Running on Red Dog Road: And Other Perils of an Appalachian Childhood, written by Drema Hall Berkheimer, chronicles the author’s childhood in 1940s West Virginia as she was raised by her grandparents. (Berkheimer’s father tragically died in a coal mine.) It was interesting viewing the story through a child’s eyes as Drema learned new life lessons.
Running on Red Dog Road highlights the simple joys of Berkheimer’s youth. The book has a quaint, homey, and heartfelt feel, and Berkheimer’s writing has a warmth to it. While reading Berkheimer’s story, the pages come to life in a way that I feel as if I have stepped inside the story as the author recounts her childhood. Berkheimer writes with vivid description, and she is a natural storyteller, crafting real-life accounts into poignant chapters.
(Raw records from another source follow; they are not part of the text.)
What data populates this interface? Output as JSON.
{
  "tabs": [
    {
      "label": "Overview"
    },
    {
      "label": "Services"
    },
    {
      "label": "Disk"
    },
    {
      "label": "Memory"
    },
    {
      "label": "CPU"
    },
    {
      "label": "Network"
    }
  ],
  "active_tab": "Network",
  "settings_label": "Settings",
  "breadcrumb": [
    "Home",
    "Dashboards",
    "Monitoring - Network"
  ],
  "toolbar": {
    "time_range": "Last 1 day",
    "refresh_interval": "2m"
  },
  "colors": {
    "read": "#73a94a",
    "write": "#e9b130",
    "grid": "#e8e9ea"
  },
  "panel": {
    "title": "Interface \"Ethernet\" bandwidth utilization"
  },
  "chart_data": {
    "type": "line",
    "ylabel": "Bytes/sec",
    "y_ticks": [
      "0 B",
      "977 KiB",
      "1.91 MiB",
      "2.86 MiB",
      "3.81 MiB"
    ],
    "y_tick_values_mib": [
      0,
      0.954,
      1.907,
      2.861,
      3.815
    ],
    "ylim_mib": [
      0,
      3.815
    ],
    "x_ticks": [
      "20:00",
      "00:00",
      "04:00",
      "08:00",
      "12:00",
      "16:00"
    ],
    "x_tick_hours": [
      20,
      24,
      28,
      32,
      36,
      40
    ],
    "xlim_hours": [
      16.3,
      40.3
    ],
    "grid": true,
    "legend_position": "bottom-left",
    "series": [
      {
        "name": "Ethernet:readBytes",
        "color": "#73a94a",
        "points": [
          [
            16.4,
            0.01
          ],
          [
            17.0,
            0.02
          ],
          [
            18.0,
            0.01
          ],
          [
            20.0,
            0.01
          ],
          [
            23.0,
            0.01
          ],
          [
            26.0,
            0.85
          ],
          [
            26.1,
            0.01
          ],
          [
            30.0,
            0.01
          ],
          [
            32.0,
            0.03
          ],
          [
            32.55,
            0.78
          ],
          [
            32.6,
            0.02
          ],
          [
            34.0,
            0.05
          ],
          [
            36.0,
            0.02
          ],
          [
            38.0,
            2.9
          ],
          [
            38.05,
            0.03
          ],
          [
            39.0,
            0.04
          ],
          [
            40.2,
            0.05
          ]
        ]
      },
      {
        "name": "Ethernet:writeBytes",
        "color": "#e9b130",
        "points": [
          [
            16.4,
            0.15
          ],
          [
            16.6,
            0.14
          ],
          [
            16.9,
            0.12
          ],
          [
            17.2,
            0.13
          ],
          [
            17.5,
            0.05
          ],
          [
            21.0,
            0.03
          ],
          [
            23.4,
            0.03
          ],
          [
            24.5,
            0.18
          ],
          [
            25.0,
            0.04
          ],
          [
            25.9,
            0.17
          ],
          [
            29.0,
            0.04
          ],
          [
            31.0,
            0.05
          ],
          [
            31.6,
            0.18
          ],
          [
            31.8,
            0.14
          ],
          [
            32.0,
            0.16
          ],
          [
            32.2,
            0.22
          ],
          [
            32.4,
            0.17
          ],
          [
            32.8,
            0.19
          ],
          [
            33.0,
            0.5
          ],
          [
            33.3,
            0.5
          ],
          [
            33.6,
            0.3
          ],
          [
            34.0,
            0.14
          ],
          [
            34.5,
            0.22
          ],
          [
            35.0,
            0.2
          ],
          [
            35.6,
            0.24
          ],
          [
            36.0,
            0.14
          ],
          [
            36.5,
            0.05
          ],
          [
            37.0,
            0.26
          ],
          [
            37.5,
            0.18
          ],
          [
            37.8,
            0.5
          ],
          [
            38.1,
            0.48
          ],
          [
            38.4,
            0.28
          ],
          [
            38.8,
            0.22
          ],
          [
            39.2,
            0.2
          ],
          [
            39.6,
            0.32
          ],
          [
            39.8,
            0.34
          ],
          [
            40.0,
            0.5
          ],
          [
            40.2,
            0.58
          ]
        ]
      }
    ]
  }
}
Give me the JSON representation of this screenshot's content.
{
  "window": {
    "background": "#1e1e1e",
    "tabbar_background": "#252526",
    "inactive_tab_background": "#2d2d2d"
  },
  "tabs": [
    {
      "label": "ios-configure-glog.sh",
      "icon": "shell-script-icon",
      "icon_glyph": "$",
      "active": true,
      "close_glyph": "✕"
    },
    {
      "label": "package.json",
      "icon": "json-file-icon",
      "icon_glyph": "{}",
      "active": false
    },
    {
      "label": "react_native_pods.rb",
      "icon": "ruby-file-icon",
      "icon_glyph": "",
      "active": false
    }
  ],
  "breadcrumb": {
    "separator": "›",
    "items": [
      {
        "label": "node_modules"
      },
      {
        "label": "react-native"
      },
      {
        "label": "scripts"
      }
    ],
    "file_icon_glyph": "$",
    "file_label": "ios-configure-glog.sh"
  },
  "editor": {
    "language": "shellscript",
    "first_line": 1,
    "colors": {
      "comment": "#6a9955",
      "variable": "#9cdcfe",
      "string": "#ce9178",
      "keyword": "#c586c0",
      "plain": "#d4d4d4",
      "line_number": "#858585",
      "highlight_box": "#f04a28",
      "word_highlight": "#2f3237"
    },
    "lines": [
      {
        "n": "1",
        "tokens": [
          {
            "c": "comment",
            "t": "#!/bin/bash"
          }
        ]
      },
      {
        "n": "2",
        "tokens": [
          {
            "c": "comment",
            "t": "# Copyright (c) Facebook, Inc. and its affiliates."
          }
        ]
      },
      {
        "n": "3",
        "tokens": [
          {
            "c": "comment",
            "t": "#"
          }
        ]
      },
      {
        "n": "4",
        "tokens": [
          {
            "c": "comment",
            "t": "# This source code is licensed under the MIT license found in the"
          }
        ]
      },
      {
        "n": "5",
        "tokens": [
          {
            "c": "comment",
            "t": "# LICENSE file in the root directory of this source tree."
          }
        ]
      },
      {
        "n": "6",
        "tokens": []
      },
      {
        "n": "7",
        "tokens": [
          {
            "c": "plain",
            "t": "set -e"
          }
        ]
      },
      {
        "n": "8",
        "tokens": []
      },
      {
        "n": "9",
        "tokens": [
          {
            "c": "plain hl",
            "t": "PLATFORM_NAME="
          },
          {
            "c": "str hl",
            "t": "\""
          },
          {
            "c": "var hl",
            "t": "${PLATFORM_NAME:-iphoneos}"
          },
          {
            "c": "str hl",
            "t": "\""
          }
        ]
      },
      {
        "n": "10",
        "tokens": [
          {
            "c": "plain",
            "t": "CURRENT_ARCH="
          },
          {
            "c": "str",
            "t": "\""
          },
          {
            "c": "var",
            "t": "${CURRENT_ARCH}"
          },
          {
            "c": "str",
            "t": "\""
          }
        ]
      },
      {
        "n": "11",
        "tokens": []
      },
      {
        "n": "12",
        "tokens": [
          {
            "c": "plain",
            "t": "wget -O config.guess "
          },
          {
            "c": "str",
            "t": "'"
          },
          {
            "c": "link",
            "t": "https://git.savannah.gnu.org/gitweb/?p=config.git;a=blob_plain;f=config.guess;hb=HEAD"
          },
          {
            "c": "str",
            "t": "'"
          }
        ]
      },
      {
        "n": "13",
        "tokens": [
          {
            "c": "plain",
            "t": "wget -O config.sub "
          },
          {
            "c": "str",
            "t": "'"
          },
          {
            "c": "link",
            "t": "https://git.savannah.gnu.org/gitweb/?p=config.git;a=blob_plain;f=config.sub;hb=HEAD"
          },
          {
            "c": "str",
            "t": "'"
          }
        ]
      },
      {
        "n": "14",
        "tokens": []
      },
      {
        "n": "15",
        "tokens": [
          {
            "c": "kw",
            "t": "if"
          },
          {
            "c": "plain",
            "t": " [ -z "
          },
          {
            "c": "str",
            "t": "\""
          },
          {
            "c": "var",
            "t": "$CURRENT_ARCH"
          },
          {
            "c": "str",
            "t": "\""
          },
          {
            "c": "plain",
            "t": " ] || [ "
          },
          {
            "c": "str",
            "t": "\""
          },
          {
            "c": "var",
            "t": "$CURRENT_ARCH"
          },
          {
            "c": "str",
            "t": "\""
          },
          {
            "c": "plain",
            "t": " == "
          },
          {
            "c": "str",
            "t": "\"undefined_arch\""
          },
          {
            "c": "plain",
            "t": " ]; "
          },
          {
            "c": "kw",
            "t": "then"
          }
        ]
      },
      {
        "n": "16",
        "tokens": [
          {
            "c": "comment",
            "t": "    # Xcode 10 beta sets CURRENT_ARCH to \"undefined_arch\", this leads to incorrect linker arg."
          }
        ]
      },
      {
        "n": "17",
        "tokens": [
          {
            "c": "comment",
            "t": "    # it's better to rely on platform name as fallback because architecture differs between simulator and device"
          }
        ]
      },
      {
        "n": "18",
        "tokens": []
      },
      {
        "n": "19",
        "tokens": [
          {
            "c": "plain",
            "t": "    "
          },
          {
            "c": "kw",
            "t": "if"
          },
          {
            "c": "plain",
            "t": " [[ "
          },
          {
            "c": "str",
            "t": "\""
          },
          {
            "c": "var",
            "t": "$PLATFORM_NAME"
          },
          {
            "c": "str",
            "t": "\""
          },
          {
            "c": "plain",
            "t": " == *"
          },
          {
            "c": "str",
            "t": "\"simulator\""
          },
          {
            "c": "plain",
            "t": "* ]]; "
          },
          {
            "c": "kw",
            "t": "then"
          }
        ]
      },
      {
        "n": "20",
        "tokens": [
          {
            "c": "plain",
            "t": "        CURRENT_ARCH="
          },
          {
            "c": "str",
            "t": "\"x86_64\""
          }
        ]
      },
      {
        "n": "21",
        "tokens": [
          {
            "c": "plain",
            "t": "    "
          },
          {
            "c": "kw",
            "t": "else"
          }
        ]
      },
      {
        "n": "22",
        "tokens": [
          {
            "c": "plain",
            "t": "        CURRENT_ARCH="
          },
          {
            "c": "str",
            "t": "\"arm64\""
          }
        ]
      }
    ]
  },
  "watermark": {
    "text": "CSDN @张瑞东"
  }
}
In some ways, the book reminds me of Loretta Lynn’s song “Coal Miner’s Daughter” as well as the song “Take Me Home, Country Roads”, with the beautiful chorus of “Country roads, take me home, to the place I belong, West Virginia, mountain mama, take me home, country roads.”
You can find Running on Red Dog Road here.